“The War Song of Dinas Vawr” is a humorous poem written in 1829 by Thomas Love Peacock. It is part of his satiric novel The Misfortunes of Elphin. Dinas Vawr is the castle of a fictitious medieval Welsh king, and the warriors who conquer it are the speakers, or singers, of the poem. In the novel, Peacock says this chorus “is here put upon record as being the quintessence of all the war-songs that ever were written, and the sum and substance of all the appetencies...of military glory.” Though he is being jocular, we can see in it instances of the cause of war—explained, for the first time in history, by Eli Siegel. Here are the first and third stanzas:
The mountain sheep are sweeter,
But the valley sheep are fatter;
We therefore deemed it meeter
To carry off the latter.
We made an expedition;
We met an host and quelled it;
We forced a strong position
And killed the men who held it.
As we drove our prize at leisure,
The king marched forth to catch us:
His rage surpassed all measure,
But his people could not match us.
He fled to his hall-pillars;
And, ere our force we led off,
Some sacked his house and cellars,
While others cut his head off.
In Self and World, Eli Siegel writes this about the basis of contempt:
The first victory of contempt is the feeling in people that they have the right to see other people and things pretty much as they please.... The fact that most people have felt...they had the right to see other people and other objects in a way that seemed to go with comfort—this fact is the beginning of the injustice and pain of the world. It is contempt in its first universal, hideous form.
The warriors in Peacock’s poem represent millions of soldiers who have agreed to fight in unjust wars. They simply feel, as “most people have felt,” that they have “the right to see...pretty much as they please.” They feel, There are things we want, my country and I, (for instance those sheep) and we don’t have to think about what other people deserve. From this “contempt in its first universal, hideous form” arise other forms of contempt, including what’s celebrated in the following lines:
We there, in strife bewildering,
Spilt blood enough to swim in:
We orphaned many children
And widowed many women.
For thousands of years, soldiers have done this kind of thing, and gotten some of the satisfaction in these lines. Later they feel awful. They have “post-traumatic stress disorder.” But what impelled them?
A Way of Seeing the World
There is a feeling in people, before they become soldiers, that the world itself is an enemy. It confuses you. It doesn’t bow to you, give you what you want, permit you to feel smugly and confidently superior to it. And so a person is looking for a chance to punish that world, make it humiliate itself before him. He is looking to have the world show at last that he is running things. This is contempt. In ordinary life, a “well-behaved” citizen may go after a retaliatory victory over what’s not himself through mocking another person, through uttering some racial or sexual epithet, through thoughts in which personal enemies are humiliated at last.
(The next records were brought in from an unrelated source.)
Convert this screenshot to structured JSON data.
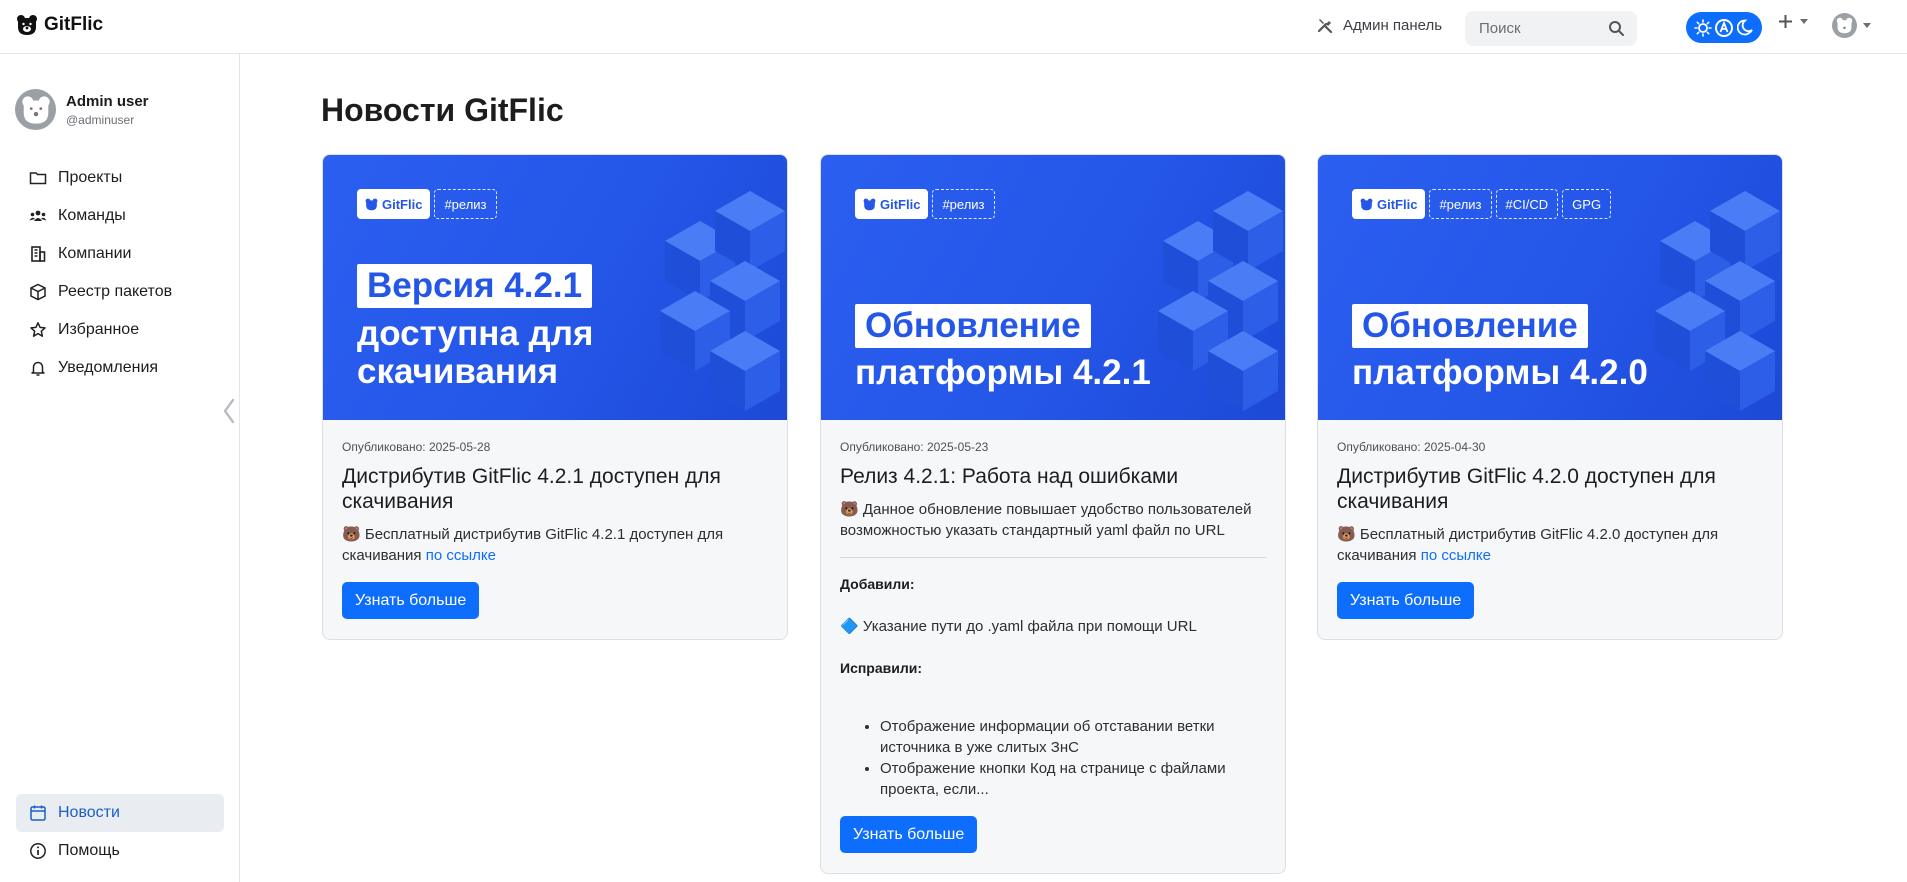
{
  "header": {
    "logo_text": "GitFlic",
    "admin_label": "Админ панель",
    "search_placeholder": "Поиск"
  },
  "sidebar": {
    "user_name": "Admin user",
    "user_login": "@adminuser",
    "items": [
      {
        "label": "Проекты",
        "icon": "folder-icon"
      },
      {
        "label": "Команды",
        "icon": "team-icon"
      },
      {
        "label": "Компании",
        "icon": "building-icon"
      },
      {
        "label": "Реестр пакетов",
        "icon": "package-icon"
      },
      {
        "label": "Избранное",
        "icon": "star-icon"
      },
      {
        "label": "Уведомления",
        "icon": "bell-icon"
      }
    ],
    "bottom_items": [
      {
        "label": "Новости",
        "icon": "calendar-icon",
        "active": true
      },
      {
        "label": "Помощь",
        "icon": "info-icon"
      }
    ]
  },
  "main": {
    "title": "Новости GitFlic",
    "cards": [
      {
        "tags": [
          "#релиз"
        ],
        "brand": "GitFlic",
        "banner_head": "Версия 4.2.1",
        "banner_lines": [
          "доступна для",
          "скачивания"
        ],
        "published": "Опубликовано: 2025-05-28",
        "title": "Дистрибутив GitFlic 4.2.1 доступен для скачивания",
        "text": "🐻 Бесплатный дистрибутив GitFlic 4.2.1 доступен для скачивания",
        "link": "по ссылке",
        "button": "Узнать больше"
      },
      {
        "tags": [
          "#релиз"
        ],
        "brand": "GitFlic",
        "banner_head": "Обновление",
        "banner_lines": [
          "платформы 4.2.1"
        ],
        "published": "Опубликовано: 2025-05-23",
        "title": "Релиз 4.2.1: Работа над ошибками",
        "text": "🐻 Данное обновление повышает удобство пользователей возможностью указать стандартный yaml файл по URL",
        "added_label": "Добавили:",
        "added_item": "🔷 Указание пути до .yaml файла при помощи URL",
        "fixed_label": "Исправили:",
        "fixed_items": [
          "Отображение информации об отставании ветки источника в уже слитых ЗнС",
          "Отображение кнопки Код на странице с файлами проекта, если..."
        ],
        "button": "Узнать больше"
      },
      {
        "tags": [
          "#релиз",
          "#CI/CD",
          "GPG"
        ],
        "brand": "GitFlic",
        "banner_head": "Обновление",
        "banner_lines": [
          "платформы 4.2.0"
        ],
        "published": "Опубликовано: 2025-04-30",
        "title": "Дистрибутив GitFlic 4.2.0 доступен для скачивания",
        "text": "🐻 Бесплатный дистрибутив GitFlic 4.2.0 доступен для скачивания",
        "link": "по ссылке",
        "button": "Узнать больше"
      }
    ]
  },
  "colors": {
    "accent": "#0d6efd",
    "banner": "#2456e8",
    "active_nav_bg": "#e9ecf0"
  }
}
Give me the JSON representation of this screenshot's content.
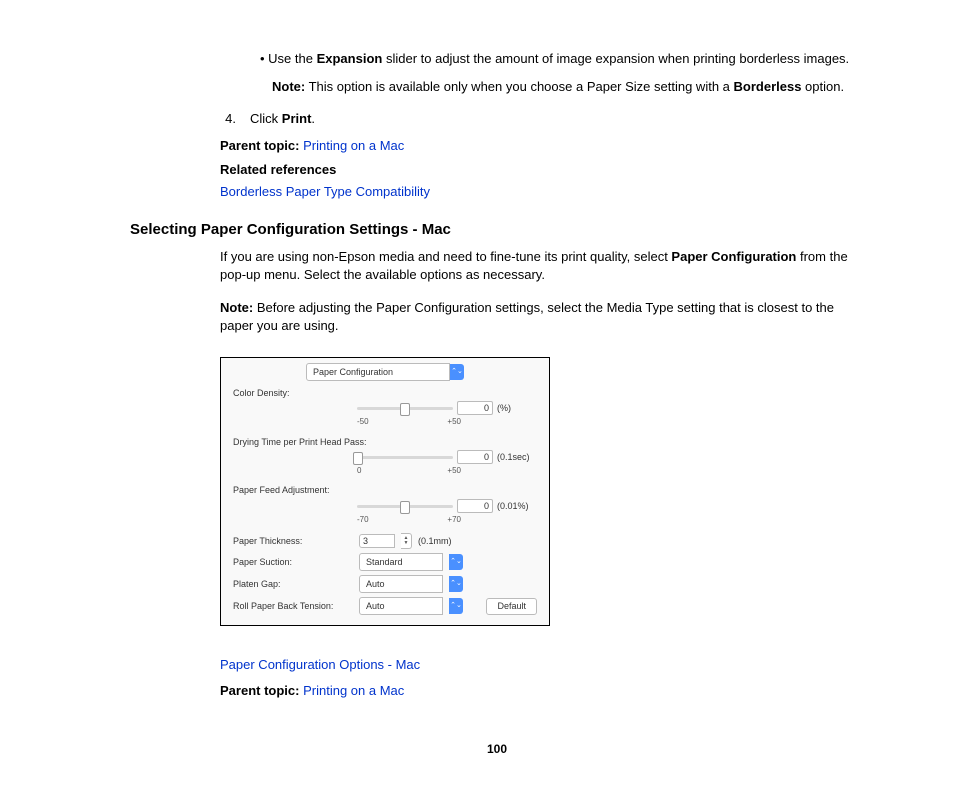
{
  "section1": {
    "bullet_pre": "Use the ",
    "bullet_bold": "Expansion",
    "bullet_post": " slider to adjust the amount of image expansion when printing borderless images.",
    "note_label": "Note:",
    "note_pre": " This option is available only when you choose a Paper Size setting with a ",
    "note_bold": "Borderless",
    "note_post": " option.",
    "step_num": "4.",
    "step_pre": "Click ",
    "step_bold": "Print",
    "step_post": ".",
    "parent_label": "Parent topic:",
    "parent_link": "Printing on a Mac",
    "related_label": "Related references",
    "related_link": "Borderless Paper Type Compatibility"
  },
  "heading": "Selecting Paper Configuration Settings - Mac",
  "section2": {
    "p1_pre": "If you are using non-Epson media and need to fine-tune its print quality, select ",
    "p1_bold": "Paper Configuration",
    "p1_post": " from the pop-up menu. Select the available options as necessary.",
    "note_label": "Note:",
    "note_text": " Before adjusting the Paper Configuration settings, select the Media Type setting that is closest to the paper you are using."
  },
  "dialog": {
    "menu": "Paper Configuration",
    "rows": {
      "color_density": {
        "label": "Color Density:",
        "value": "0",
        "unit": "(%)",
        "min": "-50",
        "max": "+50",
        "pos": 50
      },
      "drying_time": {
        "label": "Drying Time per Print Head Pass:",
        "value": "0",
        "unit": "(0.1sec)",
        "min": "0",
        "max": "+50",
        "pos": 1
      },
      "paper_feed": {
        "label": "Paper Feed Adjustment:",
        "value": "0",
        "unit": "(0.01%)",
        "min": "-70",
        "max": "+70",
        "pos": 50
      },
      "thickness": {
        "label": "Paper Thickness:",
        "value": "3",
        "unit": "(0.1mm)"
      },
      "suction": {
        "label": "Paper Suction:",
        "value": "Standard"
      },
      "platen": {
        "label": "Platen Gap:",
        "value": "Auto"
      },
      "roll_tension": {
        "label": "Roll Paper Back Tension:",
        "value": "Auto"
      }
    },
    "default_btn": "Default"
  },
  "section3": {
    "config_link": "Paper Configuration Options - Mac",
    "parent_label": "Parent topic:",
    "parent_link": "Printing on a Mac"
  },
  "page_number": "100"
}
But the same drive has also impelled war, and happenings in war.
Peacock’s celebrating warriors did not see the people whose blood they spilt as having the full reality they, the warriors, had. Further, they saw those people as standing for a disliked world they could rule, beat, and look down on utterly at last. This contempt is the cause of massacres. It is the cause of Nazi atrocities. It is the cause of My Lai. It is the cause of Abu Ghraib. It is the cause too of planes leveling the World Trade Center towers in New York.
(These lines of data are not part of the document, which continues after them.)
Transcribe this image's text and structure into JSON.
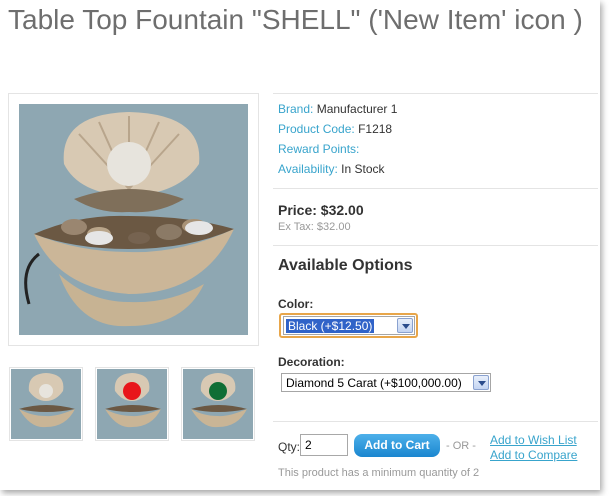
{
  "product": {
    "title": "Table Top Fountain \"SHELL\" ('New Item' icon )",
    "details": [
      {
        "key": "Brand:",
        "value": "Manufacturer 1"
      },
      {
        "key": "Product Code:",
        "value": "F1218"
      },
      {
        "key": "Reward Points:",
        "value": ""
      },
      {
        "key": "Availability:",
        "value": "In Stock"
      }
    ],
    "price_label": "Price: $32.00",
    "ex_tax": "Ex Tax: $32.00"
  },
  "options": {
    "heading": "Available Options",
    "color_label": "Color:",
    "color_value": "Black (+$12.50)",
    "decoration_label": "Decoration:",
    "decoration_value": "Diamond 5 Carat (+$100,000.00)"
  },
  "thumbnails": [
    {
      "marker": "none"
    },
    {
      "marker": "#e8161b"
    },
    {
      "marker": "#0f6e35"
    }
  ],
  "cart": {
    "qty_label": "Qty:",
    "qty_value": "2",
    "add_button": "Add to Cart",
    "or_text": "- OR -",
    "wishlist": "Add to Wish List",
    "compare": "Add to Compare",
    "minimum_note": "This product has a minimum quantity of 2"
  }
}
Peacock’s poem is art—the opposite of contempt. It presents a crude, ugly state of mind with a matter-of-factness that also is poetic music. We hear in the vowels and consonants and the deft rhyme and meter, a oneness of the world’s sameness and difference, force and delicacy, terror and humor. And so we feel both the ugliness of the warriors’ state of mind and the beauty of reality.
It is an understatement to say that Aesthetic Realism’s explanation of contempt is great. Because of it, people can finally be just to each other. And finally war can end.